Dominic Patten contributed to this report

Rhythm & Hues Bankruptcy4TH UPDATE, THURSDAY 11:00 AM The court has given Legendary the go-ahead to infuse Rhythm & Hues with another $4.9M to finish Seventh Son. Law firm Venable LLP repped the studio, which sought the court’s approval to pump additional payments into the ailing effects house after receiving only 25% of their commissioned 225 VFX shots last December.

3RD UPDATE, WEDNESDAY AM: Legendary Pictures has officially filed a motion to be allowed to give Rhythm & Hues an additional $4,961,751 to complete VFX work on their October release Seventh Son, according to a change order filed yesterday (read it here).

2ND UPDATE, FRIDAY PM: In a preliminary ruling, Judge Neil Bason has approved $11 million of the loan. A first disbursement of $6 million is expected immediately, with $5 million to follow on February 19. On March 12, Bason will offer final judgement on the loan and, pending no legal hurdles or objections, allow the remaining $5.5 million to be given to Rhythm & Hues.

UPDATE, 12:40 PM: Legendary Pictures has asked the court if it can write a check to Rhythm & Hues outside the DIP loan being offered by Universal and Fox. The production company said if the “change order” is not approved it could mean a $9 million hit, and that even though it’s already paid for the work it’s willing to “pay twice” to get its movie finished. That could be a reference to Guillermo del Toro’s Pacific Rim, which already has set a July 12 release date via Warner Bros. (UPDATE: Nope. Legendary lawyers say it’s the Jeff Bridges-starrer Seventh Son, which has an October 18 release date via Warner Bros. A hearing date has been set for February 21.)

Additionally today, two former employees of the VFX company filed similar class action suits against Rhythm & Hues over letting people go without proper notification. Former compositing technical director Anthony Barcelo says in his complaint (read it here) that under the Worker Adjustment and Retraining Act, he and others should have given 60 days’ written notice for being terminated without cause. The other suit (read it here) is from Thomas Capizzi, who also alleges he and others were fired from the company without the required written notice or cause. On Monday, Rhythm & Hues let go 254 of the company’s approximate 700 employees at its El Segundo offices.

PREVIOUS, 9:37 AM: The Oscar-nominated Life Of Pi VFX house is desperately seeking approval of a $17 million emergency loan from Universal and 20th Century Fox at a preliminary hearing in LA this morning in federal bankruptcy court.

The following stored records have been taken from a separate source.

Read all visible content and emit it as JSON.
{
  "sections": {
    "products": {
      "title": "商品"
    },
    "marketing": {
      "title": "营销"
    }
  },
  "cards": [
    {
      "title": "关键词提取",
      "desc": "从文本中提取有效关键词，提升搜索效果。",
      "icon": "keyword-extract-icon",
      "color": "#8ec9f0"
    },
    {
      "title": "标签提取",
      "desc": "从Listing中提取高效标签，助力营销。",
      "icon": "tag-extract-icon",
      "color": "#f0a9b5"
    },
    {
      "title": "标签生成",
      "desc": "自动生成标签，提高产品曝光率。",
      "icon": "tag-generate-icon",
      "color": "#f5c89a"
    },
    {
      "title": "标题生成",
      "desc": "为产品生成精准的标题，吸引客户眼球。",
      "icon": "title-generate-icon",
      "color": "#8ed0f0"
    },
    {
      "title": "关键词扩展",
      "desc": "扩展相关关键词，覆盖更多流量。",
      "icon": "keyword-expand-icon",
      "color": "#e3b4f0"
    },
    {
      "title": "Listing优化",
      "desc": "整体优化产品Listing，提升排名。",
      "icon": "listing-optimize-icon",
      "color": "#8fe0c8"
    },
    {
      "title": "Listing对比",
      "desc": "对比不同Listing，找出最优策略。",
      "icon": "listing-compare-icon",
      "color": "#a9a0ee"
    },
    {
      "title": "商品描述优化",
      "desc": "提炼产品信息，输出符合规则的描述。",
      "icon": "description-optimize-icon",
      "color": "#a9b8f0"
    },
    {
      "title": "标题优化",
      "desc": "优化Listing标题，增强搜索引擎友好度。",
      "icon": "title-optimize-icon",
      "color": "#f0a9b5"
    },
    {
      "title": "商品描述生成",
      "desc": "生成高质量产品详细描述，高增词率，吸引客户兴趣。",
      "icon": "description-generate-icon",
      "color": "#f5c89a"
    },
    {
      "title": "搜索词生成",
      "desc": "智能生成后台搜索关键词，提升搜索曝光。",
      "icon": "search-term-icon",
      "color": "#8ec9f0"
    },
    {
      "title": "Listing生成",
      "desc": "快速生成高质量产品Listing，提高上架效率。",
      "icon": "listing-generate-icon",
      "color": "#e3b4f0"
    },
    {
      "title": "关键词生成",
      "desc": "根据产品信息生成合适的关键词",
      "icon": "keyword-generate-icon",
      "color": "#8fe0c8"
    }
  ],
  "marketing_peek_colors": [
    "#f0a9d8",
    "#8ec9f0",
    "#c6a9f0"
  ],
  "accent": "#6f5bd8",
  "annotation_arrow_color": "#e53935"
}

The studios are two of Rhythm & Hues’ biggest clients; another, Warner Bros, has withdrawn its projects and financial support. The troubled effects company filed for Chapter 11 bankruptcy protection Wednesday. If approved, the loan (read the motion here) will allow the company to complete contracted work on the studios’ projects and continue operations through the end of April. The financially unstable company could also seek new work and possible buyers during this period.

Rhythm & Hues claimed it had $33.8 million in liabilities by the end of 2012 according to a filing submitted this week. If the DIP loan is not approved, the company will be unable to operate and must liquidate immediately, according to the documents. The Rhythm & Hues filing also reveals that Universal and Fox had already floated the company two loans in the amount of $750,000 and $5.25 million to clear its payroll through January 15, the last date many employees reportedly received payment for completed work. At least 200 employees were laid off last week without any promise of a paycheck, multiple sources tell Deadline. CEO and founder John Hughes will appear this morning in front of Judge Neil Bason.

Related: Lifeline: Ex-Rhythm & Hues Artists Recruited By VFX House